16 May 2016
Let me know which you prefer. Click on image to enlarge, which takes you to another page. If you decide to leave a comment, please return to this page.
Patterns are just one of the enticements that share a camaraderie between architecture and black-and-white photography. Elements in each collide playfully and seriously. As light bounces and weaves in and out of angles, forms, lines, textures, and tones, it becomes a sorcerer for the architect’s imagination and the photographer’s.
For the architect the site must be studied to determine the presence or absence of the day’s natural light. And then artificial light is added to the mixture. For the photographer the entire universe is a canvas, awaiting interpretation.
For decades my admiration for black-and-white photography has continued to escalate, and that adulation shapes my way of seeing. In my own work light indeed is a sage who clearly nudges my decision to take an image or not. And it is natural light that compels me to discover elements that can be best expressed in monochrome.
To imagine a subject without color is singularly difficult. Of course, some sightings will only work in technicolor. It takes practice, practice, practice to negate the color, and in the mind’s eye replace it with monochromatic shades and tints of black and white.
A sunny well-lit day is not the signifier of strong black-and-white scenes. Nor is a rain-swept vista in grey and whites. Neither may translate with a punch in black and white.
In truth even the image that seems to be “the one” can disappoint. Inevitably, those that in reality are perceived to be great candidates, are not. Some taken for the possibilities that visual appeal exists, might be the ones that are worthy. Instincts prevail, and yet they do not.
Graphic qualities, textures, shadows, negative and positive spaces pique my attention. Dancing light carving and curving encourages my interest. And architecture is particular suited to these characteristics.
In the Lens section are two images taken on my recent trip to the West Coast. Each has qualities that make me stop, stare and still the moment. One is complex in character; the other simple and straightforward. Each has visual elements, especially patterns, that shore the reason black-and-white photography continues to be my inspiration.
Tip of the Week:
“Hélène Binet has emerged as one of the leading architectural photographers in the world. Every time Hélène Binet takes a photograph, she exposes architecture’s achievements, strength, pathos and fragility.” (Daniel Libeskind, Polish-American architect)
Swiss-French photographer Hélène Binet specializes in architectural photography that finds the unique within the unique. London-based Binet is known for some of the elements that push my creative edge: light, shadow and texture. Her images find those places and spaces that are intimate and tell a narrative about their architectural design and features. To read an article (“Dancing in the Dark: The Architectural Photography of Helene Binet,” 21 May 2013, by Matt McCann) from The New York Times’ column “Lens: Photography, Video and Visual Journalism,” click here. Binet is known to photograph the old and the new, and uses that work to honor two remarkable human inventions: architecture and photography.

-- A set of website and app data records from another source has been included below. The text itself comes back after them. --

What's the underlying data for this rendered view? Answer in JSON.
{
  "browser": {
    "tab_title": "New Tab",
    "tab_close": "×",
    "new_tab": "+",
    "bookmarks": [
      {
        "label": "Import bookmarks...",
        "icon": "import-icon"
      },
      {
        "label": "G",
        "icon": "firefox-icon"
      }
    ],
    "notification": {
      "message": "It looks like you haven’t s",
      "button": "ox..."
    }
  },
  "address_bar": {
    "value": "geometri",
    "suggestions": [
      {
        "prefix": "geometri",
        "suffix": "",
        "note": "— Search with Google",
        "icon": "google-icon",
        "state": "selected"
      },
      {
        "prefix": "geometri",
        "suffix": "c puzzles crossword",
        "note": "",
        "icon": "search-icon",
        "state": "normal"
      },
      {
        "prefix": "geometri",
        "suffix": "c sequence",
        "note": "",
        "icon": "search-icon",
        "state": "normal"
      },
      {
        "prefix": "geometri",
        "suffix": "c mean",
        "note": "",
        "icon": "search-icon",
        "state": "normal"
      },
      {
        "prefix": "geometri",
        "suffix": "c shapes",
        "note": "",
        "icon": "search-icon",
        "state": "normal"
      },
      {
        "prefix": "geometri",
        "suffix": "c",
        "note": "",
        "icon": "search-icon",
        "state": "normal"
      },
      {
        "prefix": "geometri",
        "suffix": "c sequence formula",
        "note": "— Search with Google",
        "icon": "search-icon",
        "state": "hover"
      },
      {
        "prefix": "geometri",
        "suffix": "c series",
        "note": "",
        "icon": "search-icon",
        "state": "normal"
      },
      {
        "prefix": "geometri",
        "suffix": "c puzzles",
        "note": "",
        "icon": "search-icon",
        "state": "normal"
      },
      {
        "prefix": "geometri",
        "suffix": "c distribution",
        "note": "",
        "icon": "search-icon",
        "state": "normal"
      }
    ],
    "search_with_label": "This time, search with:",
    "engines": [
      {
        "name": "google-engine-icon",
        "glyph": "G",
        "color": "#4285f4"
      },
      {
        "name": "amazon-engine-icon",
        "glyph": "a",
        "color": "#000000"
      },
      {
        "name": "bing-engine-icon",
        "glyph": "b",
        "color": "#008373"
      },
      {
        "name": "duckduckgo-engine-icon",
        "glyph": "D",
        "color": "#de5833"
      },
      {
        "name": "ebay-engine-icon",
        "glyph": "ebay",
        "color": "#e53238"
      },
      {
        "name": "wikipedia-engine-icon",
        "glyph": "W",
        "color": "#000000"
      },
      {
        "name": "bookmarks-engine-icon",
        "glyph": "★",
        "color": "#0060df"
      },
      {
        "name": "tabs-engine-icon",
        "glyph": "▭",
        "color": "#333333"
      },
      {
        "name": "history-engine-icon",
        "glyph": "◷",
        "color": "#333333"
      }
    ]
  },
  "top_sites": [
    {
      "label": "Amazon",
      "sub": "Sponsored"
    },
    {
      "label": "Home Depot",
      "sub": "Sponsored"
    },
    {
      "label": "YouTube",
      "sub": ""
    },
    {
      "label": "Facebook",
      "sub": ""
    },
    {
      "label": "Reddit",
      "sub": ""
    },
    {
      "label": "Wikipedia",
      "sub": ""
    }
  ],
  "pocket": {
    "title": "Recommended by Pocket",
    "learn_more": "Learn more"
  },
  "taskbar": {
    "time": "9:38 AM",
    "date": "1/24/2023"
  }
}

View other entries for this week’s challenge:
As always I welcome comments about this post or any part of my blog. My photographs for the mobile photography challenge are taken with an iPhone 6.
If you’d like to join this Mobile Photography Challenge, please click here for details and history of the challenge. If you have any questions, please contact me. Below is a reminder of the monthly schedule with themes for upcoming challenges:
1st Monday: Nature.
2nd Monday: Macro.
3rd Monday: Black and White.
4th Monday Challenger’s Choice (Pick One: Abstraction, Animals, Architecture, Food Photography, Night Photography, Objects, Panorama, Portraiture, Still Life, Street Photography, and Travel).
5th Monday: Editing and Processing with Various Apps Using Themes from the Fourth Week.